╭─ Task input

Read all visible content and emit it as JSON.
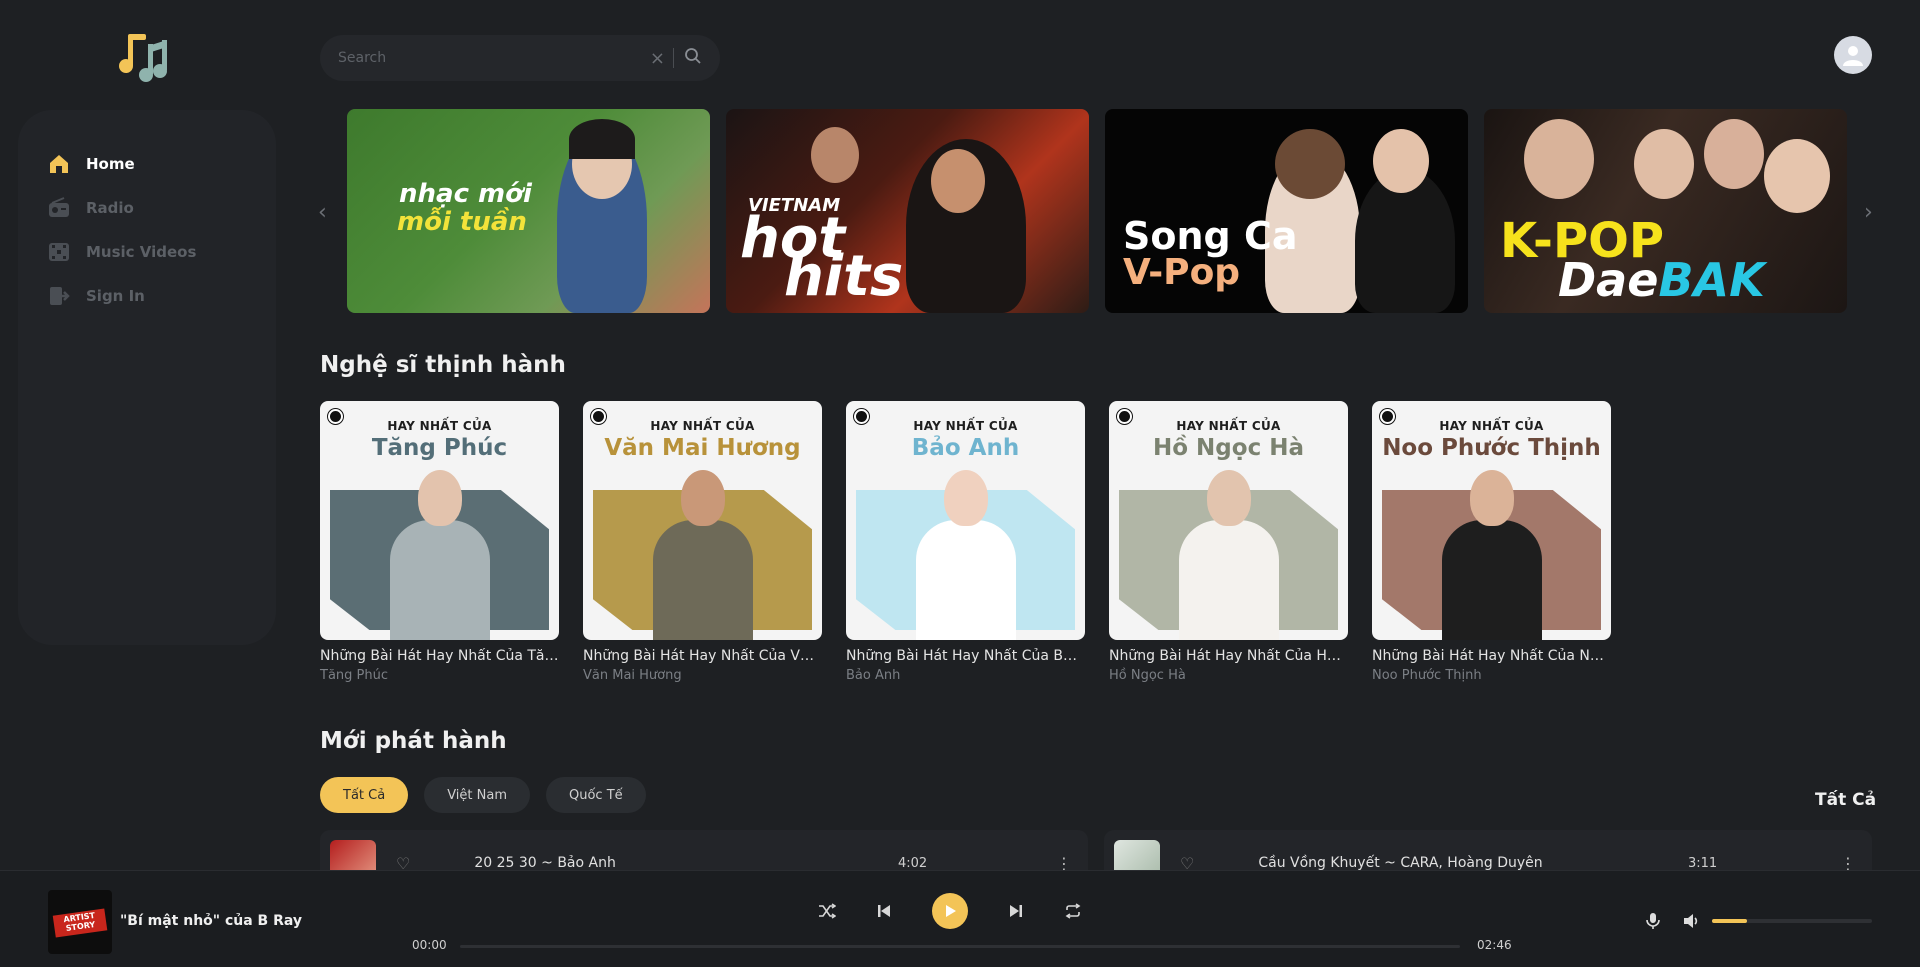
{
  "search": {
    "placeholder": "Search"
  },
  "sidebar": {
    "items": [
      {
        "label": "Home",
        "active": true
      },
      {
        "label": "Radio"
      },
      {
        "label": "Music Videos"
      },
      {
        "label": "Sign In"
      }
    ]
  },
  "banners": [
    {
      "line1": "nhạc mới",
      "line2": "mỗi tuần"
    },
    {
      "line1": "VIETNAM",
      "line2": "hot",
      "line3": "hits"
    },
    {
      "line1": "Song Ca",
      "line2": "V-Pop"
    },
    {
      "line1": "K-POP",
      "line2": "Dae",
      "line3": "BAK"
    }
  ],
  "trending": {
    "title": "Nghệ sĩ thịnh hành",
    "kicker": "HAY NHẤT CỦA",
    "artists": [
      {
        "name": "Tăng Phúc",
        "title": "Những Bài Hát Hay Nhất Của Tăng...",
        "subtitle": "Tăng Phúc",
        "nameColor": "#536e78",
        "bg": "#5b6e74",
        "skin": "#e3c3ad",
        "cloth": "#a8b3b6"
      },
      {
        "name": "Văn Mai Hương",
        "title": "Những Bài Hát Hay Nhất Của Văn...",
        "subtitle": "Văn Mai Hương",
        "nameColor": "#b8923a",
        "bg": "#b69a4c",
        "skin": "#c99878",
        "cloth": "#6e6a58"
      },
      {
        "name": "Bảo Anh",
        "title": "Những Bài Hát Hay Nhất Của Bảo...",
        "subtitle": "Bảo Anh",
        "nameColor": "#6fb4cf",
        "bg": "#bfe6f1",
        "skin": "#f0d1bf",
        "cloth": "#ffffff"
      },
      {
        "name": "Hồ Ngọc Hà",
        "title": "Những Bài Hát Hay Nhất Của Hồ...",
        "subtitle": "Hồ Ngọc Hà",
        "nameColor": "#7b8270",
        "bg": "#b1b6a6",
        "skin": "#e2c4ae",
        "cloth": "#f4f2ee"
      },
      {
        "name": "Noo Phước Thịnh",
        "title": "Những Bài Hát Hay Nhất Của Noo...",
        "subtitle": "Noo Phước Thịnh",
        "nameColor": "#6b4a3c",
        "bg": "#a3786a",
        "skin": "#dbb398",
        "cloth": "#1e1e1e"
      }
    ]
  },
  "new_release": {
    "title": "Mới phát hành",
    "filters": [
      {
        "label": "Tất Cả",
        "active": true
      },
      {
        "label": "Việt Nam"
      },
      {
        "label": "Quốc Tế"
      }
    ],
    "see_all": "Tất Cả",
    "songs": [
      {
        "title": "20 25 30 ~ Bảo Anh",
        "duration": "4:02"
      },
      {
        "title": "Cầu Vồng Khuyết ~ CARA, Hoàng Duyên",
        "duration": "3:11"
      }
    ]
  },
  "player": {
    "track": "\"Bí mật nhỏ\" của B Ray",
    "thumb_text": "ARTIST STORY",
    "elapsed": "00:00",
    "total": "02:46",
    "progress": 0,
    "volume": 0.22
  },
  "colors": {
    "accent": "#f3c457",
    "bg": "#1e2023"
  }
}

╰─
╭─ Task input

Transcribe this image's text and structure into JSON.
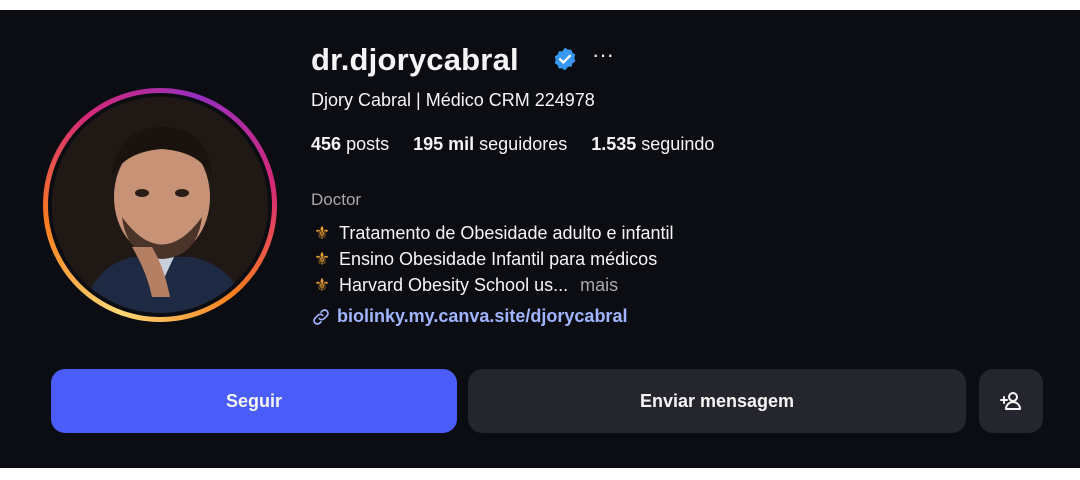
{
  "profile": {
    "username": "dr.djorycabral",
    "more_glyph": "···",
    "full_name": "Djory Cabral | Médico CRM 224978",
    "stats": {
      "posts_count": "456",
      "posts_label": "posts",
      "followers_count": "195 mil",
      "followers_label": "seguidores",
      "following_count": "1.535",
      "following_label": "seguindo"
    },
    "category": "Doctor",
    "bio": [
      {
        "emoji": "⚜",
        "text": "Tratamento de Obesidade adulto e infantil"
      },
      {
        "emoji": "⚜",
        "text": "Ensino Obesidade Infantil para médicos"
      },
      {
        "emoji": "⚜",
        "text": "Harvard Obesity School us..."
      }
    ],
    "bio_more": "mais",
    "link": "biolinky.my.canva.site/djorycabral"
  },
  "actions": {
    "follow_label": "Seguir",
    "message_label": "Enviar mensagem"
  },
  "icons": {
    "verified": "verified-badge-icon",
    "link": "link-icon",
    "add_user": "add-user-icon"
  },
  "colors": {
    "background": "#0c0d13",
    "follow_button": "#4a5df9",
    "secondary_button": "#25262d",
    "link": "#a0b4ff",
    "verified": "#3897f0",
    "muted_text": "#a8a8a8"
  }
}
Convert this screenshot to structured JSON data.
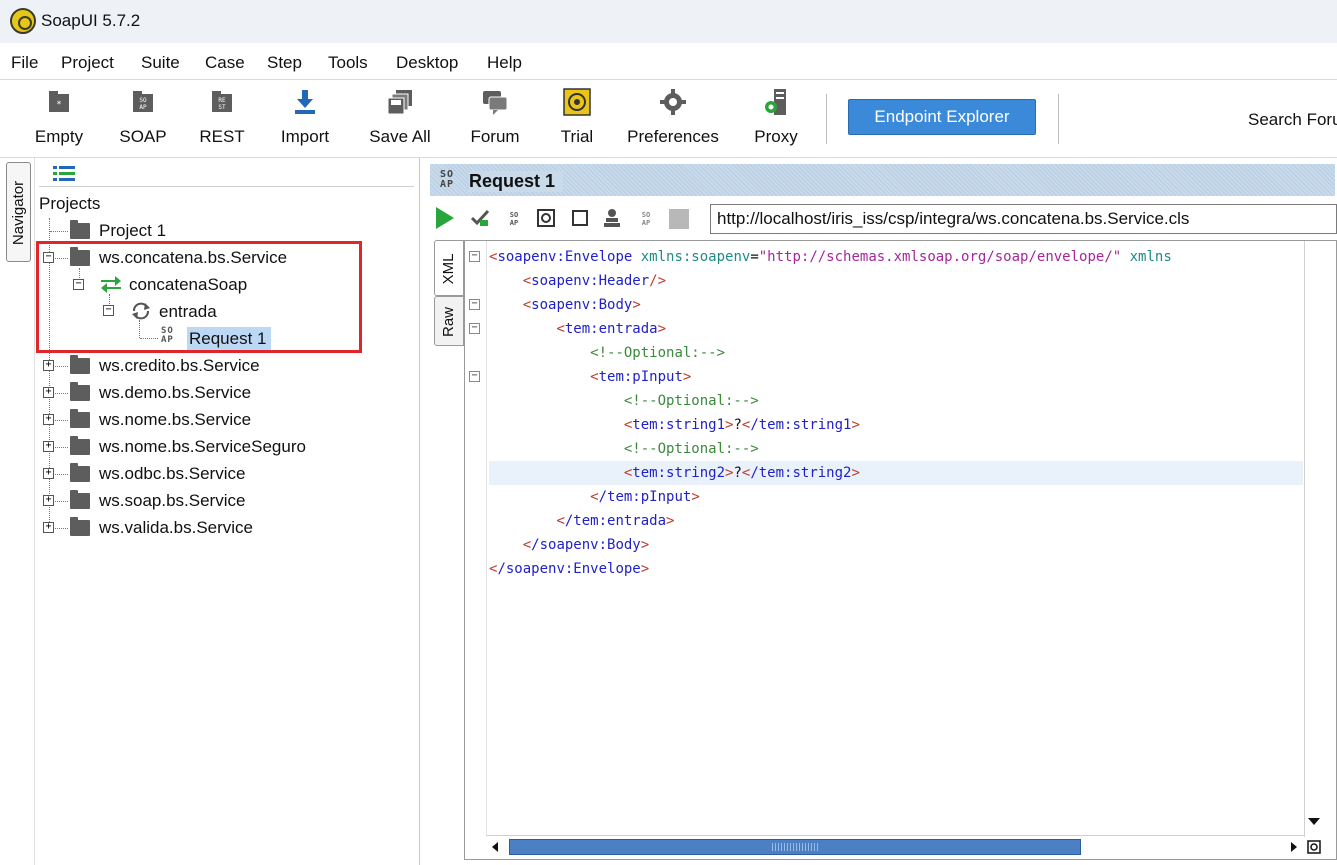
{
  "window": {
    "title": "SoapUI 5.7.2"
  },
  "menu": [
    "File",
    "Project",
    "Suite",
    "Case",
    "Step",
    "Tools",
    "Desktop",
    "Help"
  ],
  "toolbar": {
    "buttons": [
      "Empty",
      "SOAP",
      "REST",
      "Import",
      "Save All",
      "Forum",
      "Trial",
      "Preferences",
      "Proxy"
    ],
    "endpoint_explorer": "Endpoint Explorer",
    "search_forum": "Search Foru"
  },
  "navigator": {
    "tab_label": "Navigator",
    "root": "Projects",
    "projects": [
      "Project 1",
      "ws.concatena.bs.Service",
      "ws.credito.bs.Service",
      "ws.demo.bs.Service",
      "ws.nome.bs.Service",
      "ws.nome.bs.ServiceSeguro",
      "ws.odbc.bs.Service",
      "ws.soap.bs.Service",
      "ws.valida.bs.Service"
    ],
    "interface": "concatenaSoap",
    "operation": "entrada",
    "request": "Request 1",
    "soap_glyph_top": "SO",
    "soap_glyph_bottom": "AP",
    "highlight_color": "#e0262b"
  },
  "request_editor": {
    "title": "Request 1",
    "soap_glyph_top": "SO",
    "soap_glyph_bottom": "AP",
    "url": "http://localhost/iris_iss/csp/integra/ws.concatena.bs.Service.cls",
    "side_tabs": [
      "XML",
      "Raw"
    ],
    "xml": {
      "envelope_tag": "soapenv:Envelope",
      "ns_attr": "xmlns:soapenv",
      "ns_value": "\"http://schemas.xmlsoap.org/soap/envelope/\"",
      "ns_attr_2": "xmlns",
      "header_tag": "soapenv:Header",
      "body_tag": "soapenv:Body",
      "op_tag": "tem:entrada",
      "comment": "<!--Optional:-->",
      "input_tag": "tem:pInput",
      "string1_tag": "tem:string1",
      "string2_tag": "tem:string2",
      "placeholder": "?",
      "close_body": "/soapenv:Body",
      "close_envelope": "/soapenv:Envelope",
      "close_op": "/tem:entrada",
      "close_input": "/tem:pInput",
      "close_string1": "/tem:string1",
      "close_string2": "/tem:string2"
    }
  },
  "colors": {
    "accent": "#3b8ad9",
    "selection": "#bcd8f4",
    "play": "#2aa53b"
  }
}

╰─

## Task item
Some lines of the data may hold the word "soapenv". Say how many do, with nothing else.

## Solution below
6